– GA-ASI's Aircraft Systems Group produces the Predator series of remotely piloted aircraft used in the Kosovo and Afghanistan conflicts. GA-ASI's Reconnaissance Systems Group provides tactical reconnaissance radars, as well as high-resolution surveillance systems for both manned and unmanned aircraft. General Atomics Electronic Systems, Inc. – consists of five product lines involving different aspects of energy. Terminal Automation Products provides automated distribution, inventory control and transaction processing systems to bulk product storage facilities that handle petroleum and agricultural products. Radiation Monitoring Systems designs and supports a full range of radiation monitoring, control, data collection, display equipment, with equipment and systems at over half of the operating nuclear plants in the United States and at numerous sites in Europe and throughout the Far East. General Atomics Energy Products manufactures Maxwell high voltage capacitors after acquiring the product line from Maxwell Technologies in 2000.

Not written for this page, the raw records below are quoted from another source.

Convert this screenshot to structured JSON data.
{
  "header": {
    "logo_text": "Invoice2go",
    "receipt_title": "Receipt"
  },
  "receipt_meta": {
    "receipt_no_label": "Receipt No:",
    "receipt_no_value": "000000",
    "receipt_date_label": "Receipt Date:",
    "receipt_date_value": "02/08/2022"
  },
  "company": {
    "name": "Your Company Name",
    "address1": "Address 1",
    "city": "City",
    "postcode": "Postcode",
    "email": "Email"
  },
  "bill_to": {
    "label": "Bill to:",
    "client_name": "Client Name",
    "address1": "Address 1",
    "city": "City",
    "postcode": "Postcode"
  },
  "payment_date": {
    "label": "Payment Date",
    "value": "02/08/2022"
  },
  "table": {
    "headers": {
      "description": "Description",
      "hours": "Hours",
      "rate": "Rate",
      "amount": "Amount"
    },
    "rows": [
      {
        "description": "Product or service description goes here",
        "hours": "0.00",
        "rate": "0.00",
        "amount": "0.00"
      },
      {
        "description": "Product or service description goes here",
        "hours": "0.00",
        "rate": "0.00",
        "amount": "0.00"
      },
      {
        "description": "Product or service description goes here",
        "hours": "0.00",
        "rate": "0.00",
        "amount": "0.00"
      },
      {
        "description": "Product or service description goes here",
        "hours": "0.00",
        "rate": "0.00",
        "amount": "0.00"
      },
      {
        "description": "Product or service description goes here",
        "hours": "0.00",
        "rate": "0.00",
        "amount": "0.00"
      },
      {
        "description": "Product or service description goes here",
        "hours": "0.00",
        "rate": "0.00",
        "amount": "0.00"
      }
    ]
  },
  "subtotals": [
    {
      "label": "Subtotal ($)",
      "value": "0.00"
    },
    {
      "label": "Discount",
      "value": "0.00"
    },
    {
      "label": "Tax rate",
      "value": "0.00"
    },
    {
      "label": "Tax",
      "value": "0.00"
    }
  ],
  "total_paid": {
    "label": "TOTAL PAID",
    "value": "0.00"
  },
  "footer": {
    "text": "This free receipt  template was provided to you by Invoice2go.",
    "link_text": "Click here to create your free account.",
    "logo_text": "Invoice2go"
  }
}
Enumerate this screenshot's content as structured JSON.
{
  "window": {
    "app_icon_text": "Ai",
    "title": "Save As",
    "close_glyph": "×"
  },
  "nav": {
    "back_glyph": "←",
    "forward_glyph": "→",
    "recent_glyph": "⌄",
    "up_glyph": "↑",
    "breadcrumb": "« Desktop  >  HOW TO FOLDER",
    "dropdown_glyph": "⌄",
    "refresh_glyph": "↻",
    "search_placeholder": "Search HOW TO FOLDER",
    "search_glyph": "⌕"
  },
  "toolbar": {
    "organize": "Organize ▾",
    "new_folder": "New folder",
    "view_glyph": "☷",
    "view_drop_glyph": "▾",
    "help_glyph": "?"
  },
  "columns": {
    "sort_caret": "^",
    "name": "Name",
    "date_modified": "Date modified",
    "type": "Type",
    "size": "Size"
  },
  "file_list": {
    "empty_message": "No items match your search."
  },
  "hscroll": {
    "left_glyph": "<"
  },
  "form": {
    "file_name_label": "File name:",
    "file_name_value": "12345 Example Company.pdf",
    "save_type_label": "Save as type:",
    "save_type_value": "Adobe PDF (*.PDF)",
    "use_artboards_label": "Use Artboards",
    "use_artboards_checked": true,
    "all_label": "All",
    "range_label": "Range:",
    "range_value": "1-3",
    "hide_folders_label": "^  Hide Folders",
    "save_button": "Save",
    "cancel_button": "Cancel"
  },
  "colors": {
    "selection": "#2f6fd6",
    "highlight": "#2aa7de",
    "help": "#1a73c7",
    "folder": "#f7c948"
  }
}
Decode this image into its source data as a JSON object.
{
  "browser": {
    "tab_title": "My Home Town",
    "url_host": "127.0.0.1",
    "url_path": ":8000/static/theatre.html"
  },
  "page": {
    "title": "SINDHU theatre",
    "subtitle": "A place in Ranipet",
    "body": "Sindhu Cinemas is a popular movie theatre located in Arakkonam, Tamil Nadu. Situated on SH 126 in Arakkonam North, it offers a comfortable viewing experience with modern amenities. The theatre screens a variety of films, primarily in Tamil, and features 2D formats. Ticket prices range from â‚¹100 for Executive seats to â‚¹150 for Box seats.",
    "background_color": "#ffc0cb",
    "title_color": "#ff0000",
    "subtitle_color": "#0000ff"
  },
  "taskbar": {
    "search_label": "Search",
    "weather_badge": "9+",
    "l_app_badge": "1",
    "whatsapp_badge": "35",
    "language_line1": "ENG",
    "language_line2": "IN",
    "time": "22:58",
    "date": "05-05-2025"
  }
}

The Gulftronic Separator System is a continuous operation, electrostatic, on-stream separation system in use by most major oil companies. Since their introduction in 1979, over 30 systems have been installed at petro
Far Eastern A-mart Co. Ltd. doing business as A.mart, is a hypermarket chain in Taiwan. It is a direct subsidiary of Far Eastern Department Stores, which in turn is part of the Far Eastern Group conglomerate, it has its head office in Taipei. It was Far Eastern Geant Co. Ltd. doing business as Far Eastern Geant. Casino Guichard-Perrachon SA owned a 50% stake in the company. In 2004 it was the third largest hypermarket chain in Taiwan; the store began offering a membership card that year. Casino decided to exit Taiwan in order to focus on Brazil and other expanding markets in order to gain sales growth more quickly. In September 2006 sold its 50% stake, worth $738 million New Taiwan dollars, to Far Eastern Department Stores. In 2006 Far Eastern Geant was still the third largest hypermarket chain in Taiwan, with over NT$13 billion in sales. At that time the company was still making losses. List of companies of Taiwan A.mart Far Eastern Géant